§ Goal of the exercise
Only a number is wanted here: the count of lines in the entries below that contain the word "JSON".

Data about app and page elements
Start of Block
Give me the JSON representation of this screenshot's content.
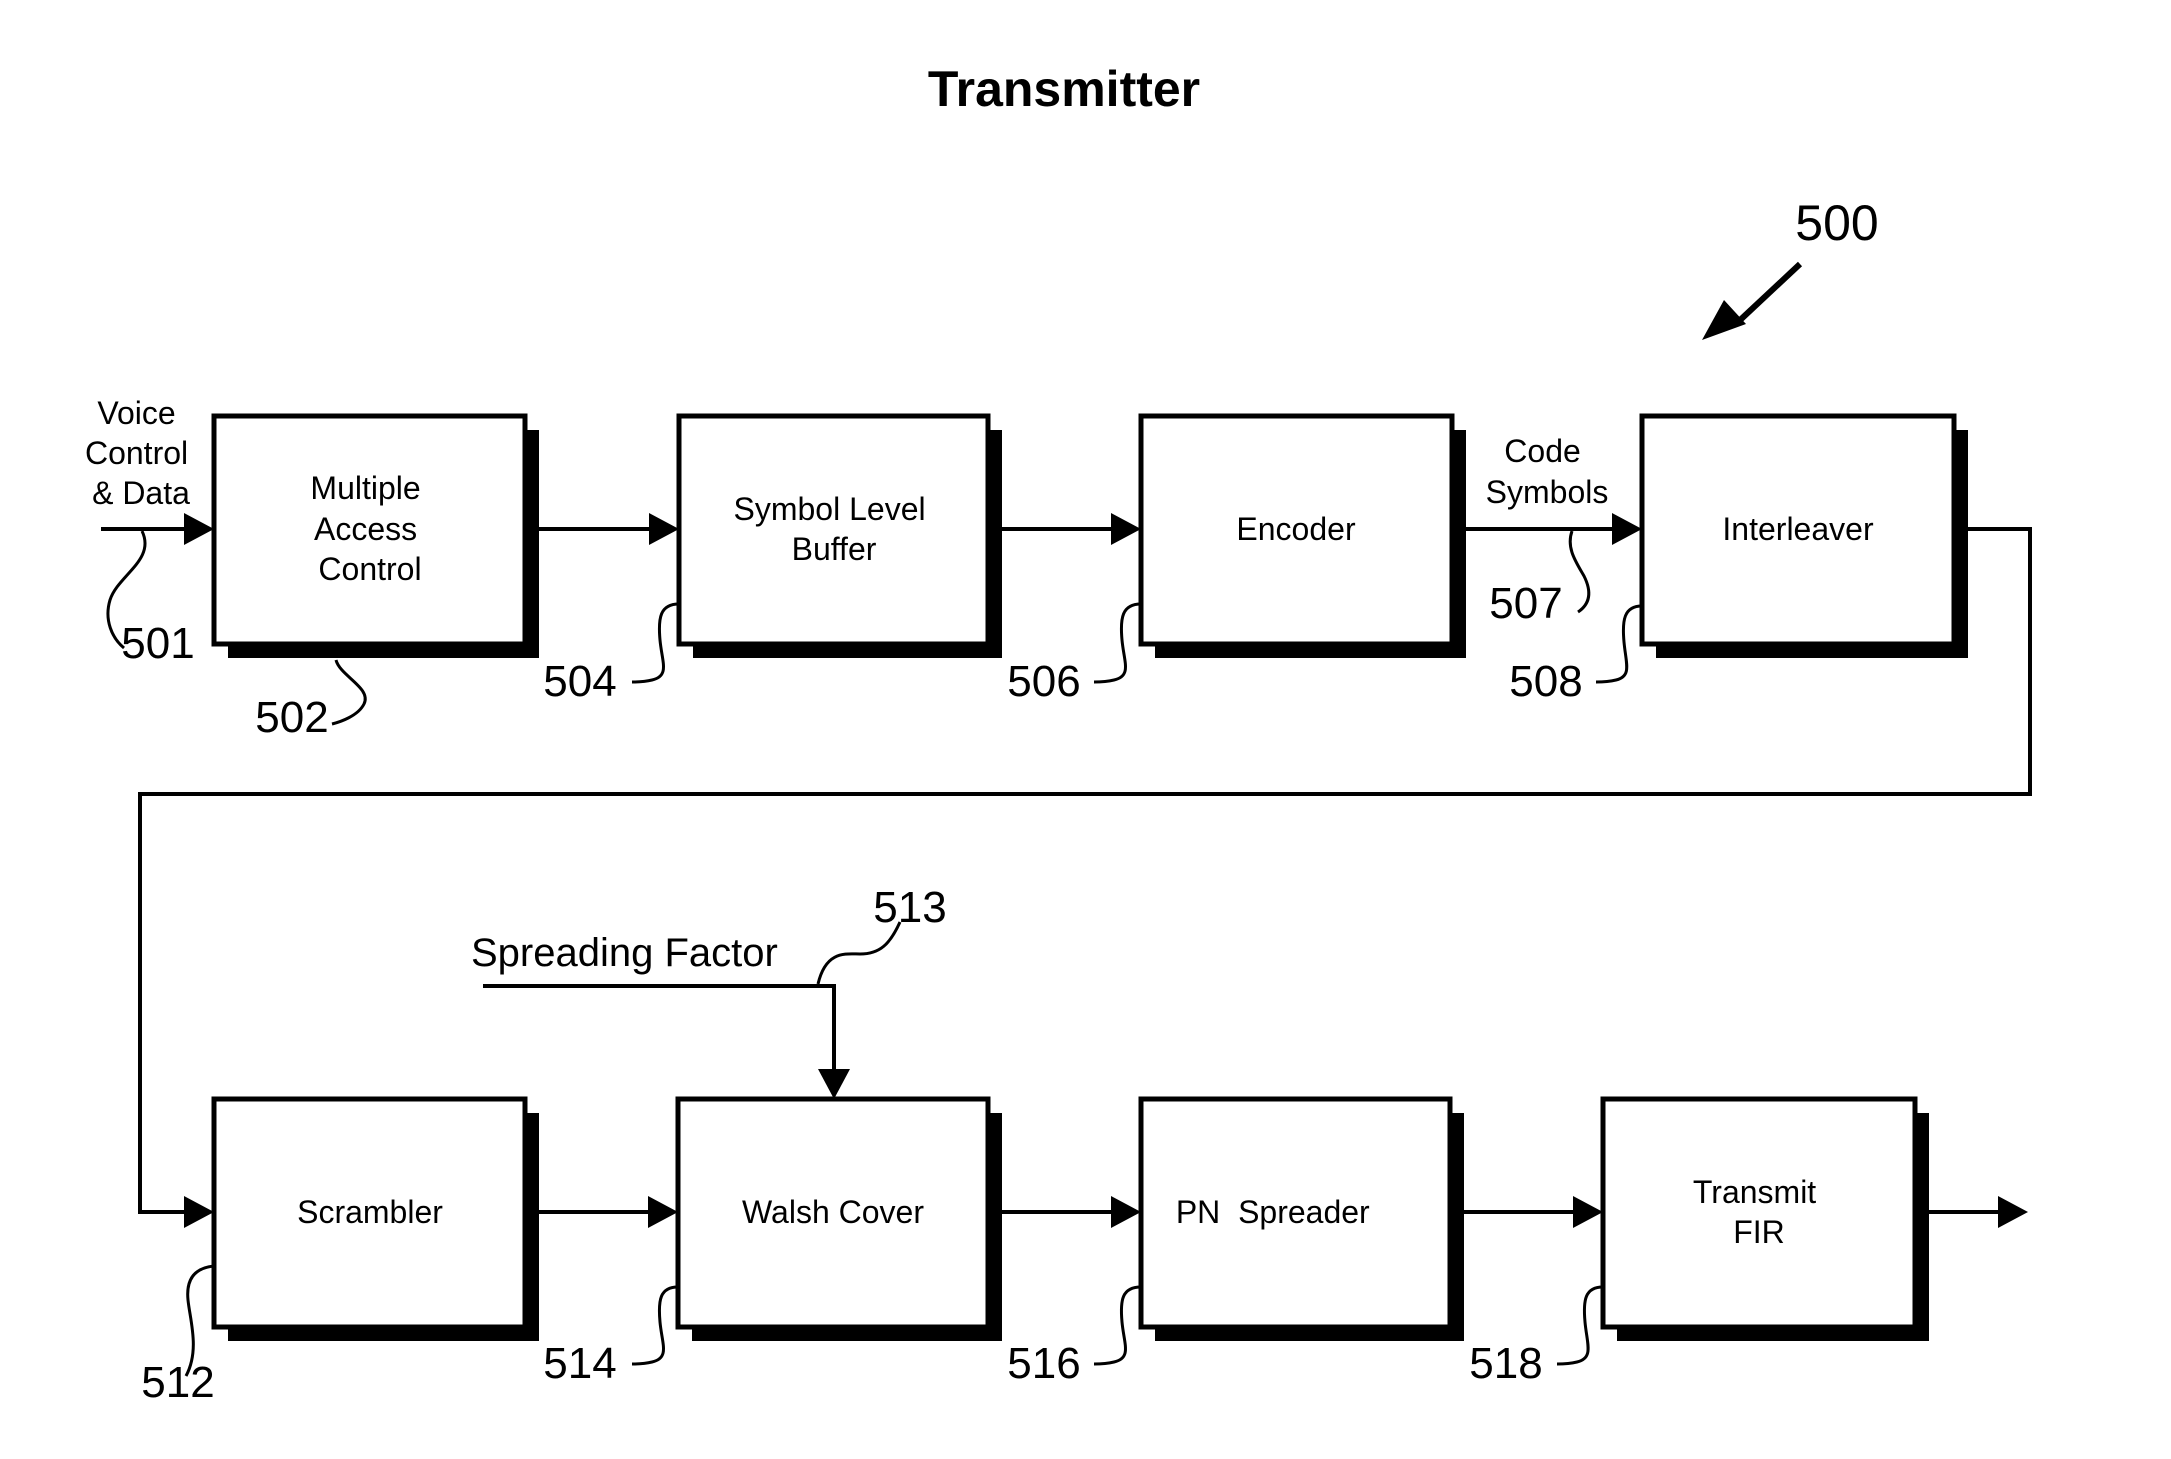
{
  "title": "Transmitter",
  "figure_ref": "500",
  "input_label": [
    "Voice",
    "Control",
    "& Data"
  ],
  "input_ref": "501",
  "code_symbols_label": [
    "Code",
    "Symbols"
  ],
  "code_symbols_ref": "507",
  "spreading_factor_label": "Spreading Factor",
  "spreading_factor_ref": "513",
  "blocks": [
    {
      "id": "multiple-access-control",
      "lines": [
        "Multiple",
        "Access",
        "Control"
      ],
      "ref": "502"
    },
    {
      "id": "symbol-level-buffer",
      "lines": [
        "Symbol Level",
        "Buffer"
      ],
      "ref": "504"
    },
    {
      "id": "encoder",
      "lines": [
        "Encoder"
      ],
      "ref": "506"
    },
    {
      "id": "interleaver",
      "lines": [
        "Interleaver"
      ],
      "ref": "508"
    },
    {
      "id": "scrambler",
      "lines": [
        "Scrambler"
      ],
      "ref": "512"
    },
    {
      "id": "walsh-cover",
      "lines": [
        "Walsh Cover"
      ],
      "ref": "514"
    },
    {
      "id": "pn-spreader",
      "lines": [
        "PN  Spreader"
      ],
      "ref": "516"
    },
    {
      "id": "transmit-fir",
      "lines": [
        "Transmit",
        "FIR"
      ],
      "ref": "518"
    }
  ]
}
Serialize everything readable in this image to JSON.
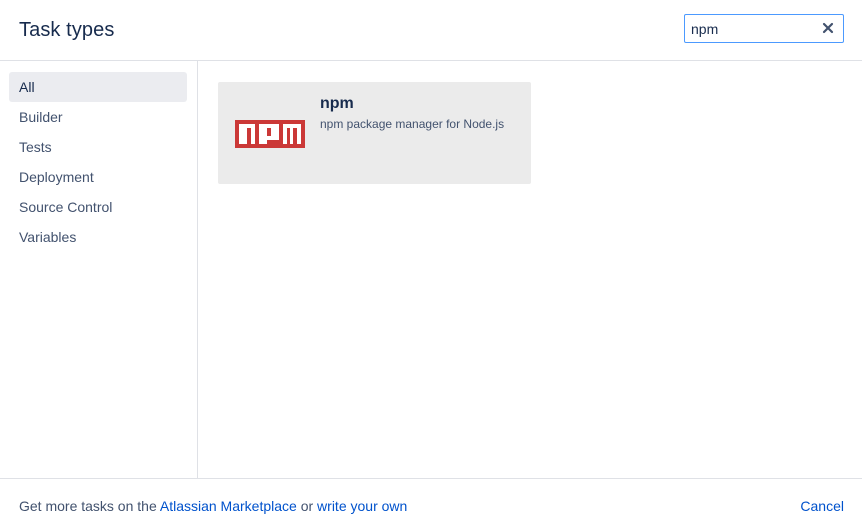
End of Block
§ Written response
2